No-Sign is a regular feature that gives an in depth opinion on whatever deserves a proper verbal thrashing. Basically, instead of earning a highly esteemed Co-Sign, it’s about to catch fade on a No-Sign. In this edition, Wu-Tang Clan’s self-perceived masterpiece “Once Upon a Time in Shaolin” is purchased by none other than a corporate bro it was supposed to avoid.
A few months back, I wrote a post covering the news on Wu-Tang Clan’s coveted “Once Upon a Time in Shaolin” album. I use the word ‘coveted’ because I suppose that’s the proper adjective to describe a single copy album housed in a silver-and-nickel box carved by a British-Moroccan artist. I even went as far as throw in the words ‘holy grail’ into the title. The tag words alone place the record up on a pedestal without fans even hearing a single full song from the 31-cut tracklist; what we did know was that Cher was featured.

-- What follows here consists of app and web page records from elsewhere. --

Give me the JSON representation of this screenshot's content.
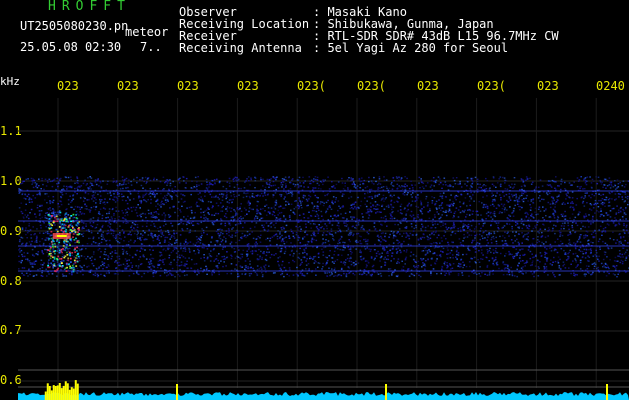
{
  "app": {
    "title": "HROFFT"
  },
  "header": {
    "file_name": "UT2505080230.pn",
    "meteor_label": "meteor",
    "datetime": "25.05.08 02:30",
    "count": "7..",
    "info": [
      {
        "label": "Observer",
        "value": ": Masaki Kano"
      },
      {
        "label": "Receiving Location",
        "value": ": Shibukawa, Gunma, Japan"
      },
      {
        "label": "Receiver",
        "value": ": RTL-SDR SDR# 43dB L15 96.7MHz CW"
      },
      {
        "label": "Receiving Antenna",
        "value": ": 5el Yagi Az 280 for Seoul"
      }
    ]
  },
  "colors": {
    "background": "#000000",
    "header_label": "#ffffff",
    "app_title": "#33cc33",
    "tick_label": "#e8e800",
    "noise": "#1a1aa0",
    "power_trace": "#00c8ff",
    "power_spike": "#ffff00"
  },
  "chart_data": {
    "type": "heatmap",
    "ylabel": "kHz",
    "x_tick_labels": [
      "023",
      "023",
      "023",
      "023",
      "023(",
      "023(",
      "023",
      "023(",
      "023",
      "0240"
    ],
    "y_ticks": [
      "1.1",
      "1.0",
      "0.9",
      "0.8",
      "0.7",
      "0.6"
    ],
    "ylim": [
      0.6,
      1.2
    ],
    "grid": true,
    "noise_band_khz": [
      0.81,
      1.01
    ],
    "carrier_lines_khz": [
      0.92,
      0.87,
      0.82,
      0.98
    ],
    "meteor_echo": {
      "time_fraction": 0.07,
      "freq_khz": [
        0.82,
        0.94
      ],
      "peak_khz": 0.89
    }
  }
}
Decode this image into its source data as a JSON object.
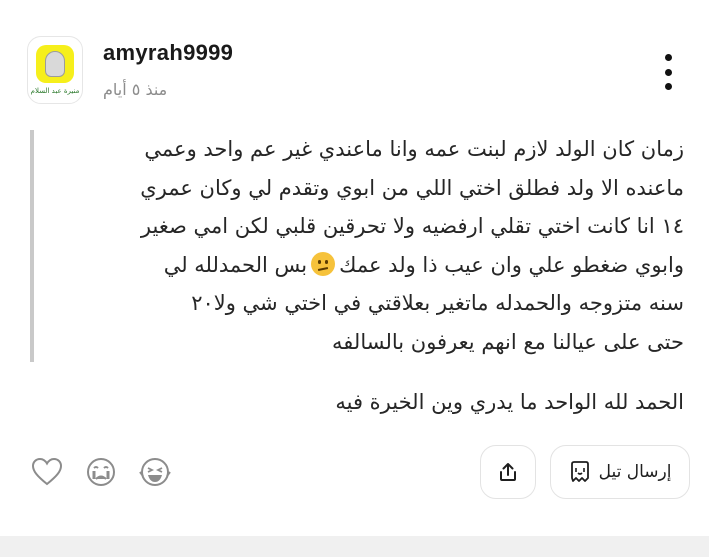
{
  "post": {
    "username": "amyrah9999",
    "timestamp": "منذ ٥ أيام",
    "avatar_caption": "منيرة عبد السلام",
    "quote_lines": [
      "زمان كان الولد لازم لبنت عمه وانا ماعندي غير عم واحد وعمي",
      "ماعنده الا ولد فطلق اختي اللي من ابوي وتقدم لي وكان عمري",
      "١٤ انا كانت اختي تقلي ارفضيه ولا تحرقين قلبي لكن امي صغير",
      "وابوي ضغطو علي وان عيب ذا ولد عمك",
      "بس الحمدلله لي",
      "سنه متزوجه والحمدله ماتغير بعلاقتي في اختي شي ولا٢٠",
      "حتى على عيالنا مع انهم يعرفون بالسالفه"
    ],
    "caption": "الحمد لله الواحد ما يدري وين الخيرة فيه"
  },
  "actions": {
    "send_label": "إرسال تيل",
    "icons": [
      "heart-icon",
      "crying-face-icon",
      "laughing-face-icon",
      "share-icon",
      "chat-icon",
      "more-icon"
    ]
  }
}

RZA wanted to present the record as a piece of art, to be treated along the same lines as a Picasso painting or Michelangelo sculpture. Given the Wu’s catalog and role as rap icons — and even RZA by himself — I’d say that’s a fair expectation from artists of similar statures. He had a point: music is not nearly as revered as an art form like visual art is and RZA wanted to change that by not just making one copy, but also with the intention that the album would do museum tours and visitors could listen to the record. I can dig that. I like music and I like museums; again, no outright reason to not be on board. It’s not like I’m trying to own the thing.
Though I don’t think RZA — or anyone for that matter — thought Martin Shkreli would be the one to own it either. Shkreli, more familiarly known as “Pharma-Bro,” the douchebag CEO who raised the price of an AIDS drug by 5000 percent, won the record’s private auction and bought it for $2 million. According to reports, the guy hasn’t even listened to it yet and it doesn’t sound like he has intentions to: “Album is in a vault,” he replied to a Tweet. “I probably won’t listen to it for years.” On Twitter, he also wrote, “If there is a curious gap in your favorite artist’s discography, well, now you know why.”
As if this guy needed any more reason to be despised. Shkreli was probably the kid with the ant farm and magnifying glass, a guy who’s made being a douchebag and a troll into ludicrous bankroll. And that’s not even to say that the record is any good (I’d place all my bets on unlikely) but the bitter aftertaste left after swallowing this Pharma Bro pill is why RZA felt the need to make this album so exclusive in the first place.
Music is art, yes, despite the multi-comma price tag it lacks. By any means necessary do artists deserve compensation from fans, labels, etc. for creating impactful work on both personal and cultural levels. But to place an air of exclusivity on any piece of music defeats the purpose. You get fools like Pharma Bro (I refuse to use his name at this point) laying claim to pieces of work without real knowledge or appreciation for the process and meaning — it becomes a status symbol, like owning a Porsche just to have it sit in the driveway; its owning a trophy for participation but without being an actual champion.
I’d be hard pressed to say if this “coveted record” wasn’t a hip-hop album the backfire would be less potent. Rap was made for the voiceless and overlooked, the oppressed and forgotten. To put a multi-million dollar price-point on music that’s supposed to reflect that borderlines hypocrisy and the fact that RZA felt the need to align excellence with a high price tag and exclusivity makes me think he’s lost hindsight of that origin. To perceive “Once Upon a Time in Shaolin” as a masterpiece is a far cry from being such when it’s out of reach from those able to rightfully dub it so. Its creator’s scheme wanted to protect it from corporate hands and mass production and he got his wish, along with a $2 million price tag for it to remain unheard — and in all likely in Pharma Bro’s hands — forgotten.